The price of gasoline has steadily increased over the summer. The average price in Utah right now is hovering just below $3.00/gallon. I know that a lot of other states have well surpassed the $3.00 mark. So what does that mean for the travel and tourism industry? How are the numbers looking this year for National Park/Monument visits and travel to Moab, Utah? According to the numbers, we get mixed reviews.

Lets look at National Park visits in the southern Utah. The chart here outlines the most popular sites. We see that Arches NP is actually up with visitors. My last estimates also show that visitors to Moab are up as well. Cedar Breaks NP is up significantly, as is Glen Canyon, Rainbow Bridge, Golden Spikes and Timpanogos Cave. All other destinations are lower this year compared to last. That means roughly 50% of these scenic destinations have seen increases. The other have seen decreases in traffic. Gas prices cannot be the only contributor to these numbers. Most of these areas are remote locations, so we have no correlation there.

Deseret News ran an article on this very point.
Ron Terry, public information officer at Zion, said it's hard to identify reasons for the drop, "but it could be gasoline prices and it could be people are not taking longer trips. We're in the process of conducting a visitor survey. When we get the results, it will give us a better idea of where visitors are from and what they come here to do."

Other outdoor travel industries, such as river rafting, have seen dramatic increases in business.
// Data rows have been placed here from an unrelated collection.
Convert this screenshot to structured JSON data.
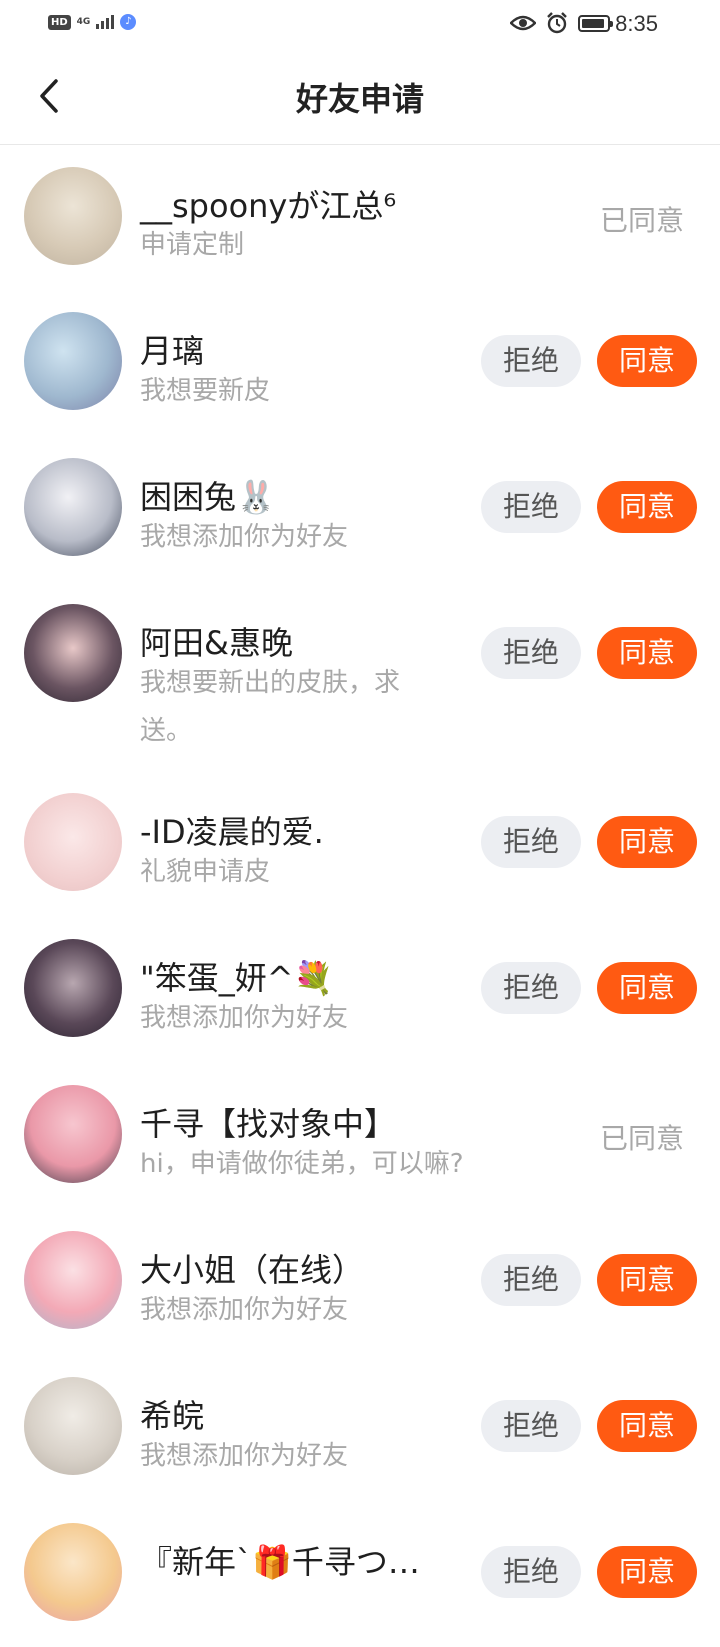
{
  "status_bar": {
    "hd": "HD",
    "net": "4G",
    "time": "8:35"
  },
  "header": {
    "title": "好友申请"
  },
  "actions": {
    "reject": "拒绝",
    "accept": "同意",
    "agreed": "已同意"
  },
  "requests": [
    {
      "name": "__spoonyが江总⁶",
      "message": "申请定制",
      "status": "agreed"
    },
    {
      "name": "月璃",
      "message": "我想要新皮",
      "status": "pending"
    },
    {
      "name": "困困兔🐰",
      "message": "我想添加你为好友",
      "status": "pending"
    },
    {
      "name": "阿田&惠晚",
      "message": "我想要新出的皮肤，求送。",
      "status": "pending"
    },
    {
      "name": "-ID凌晨的爱.",
      "message": "礼貌申请皮",
      "status": "pending"
    },
    {
      "name": "\"笨蛋_妍^💐",
      "message": "我想添加你为好友",
      "status": "pending"
    },
    {
      "name": "千寻【找对象中】",
      "message": "hi，申请做你徒弟，可以嘛?",
      "status": "agreed"
    },
    {
      "name": "大小姐（在线）",
      "message": "我想添加你为好友",
      "status": "pending"
    },
    {
      "name": "希皖",
      "message": "我想添加你为好友",
      "status": "pending"
    },
    {
      "name": "『新年`🎁千寻つ…",
      "message": "",
      "status": "pending"
    }
  ],
  "colors": {
    "accent": "#ff5a12",
    "reject_bg": "#eceef2",
    "muted_text": "#a8a8a8"
  }
}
So travel to Moab Utah has not suffered due to gas prices. National Parks still attract visitors, as they should.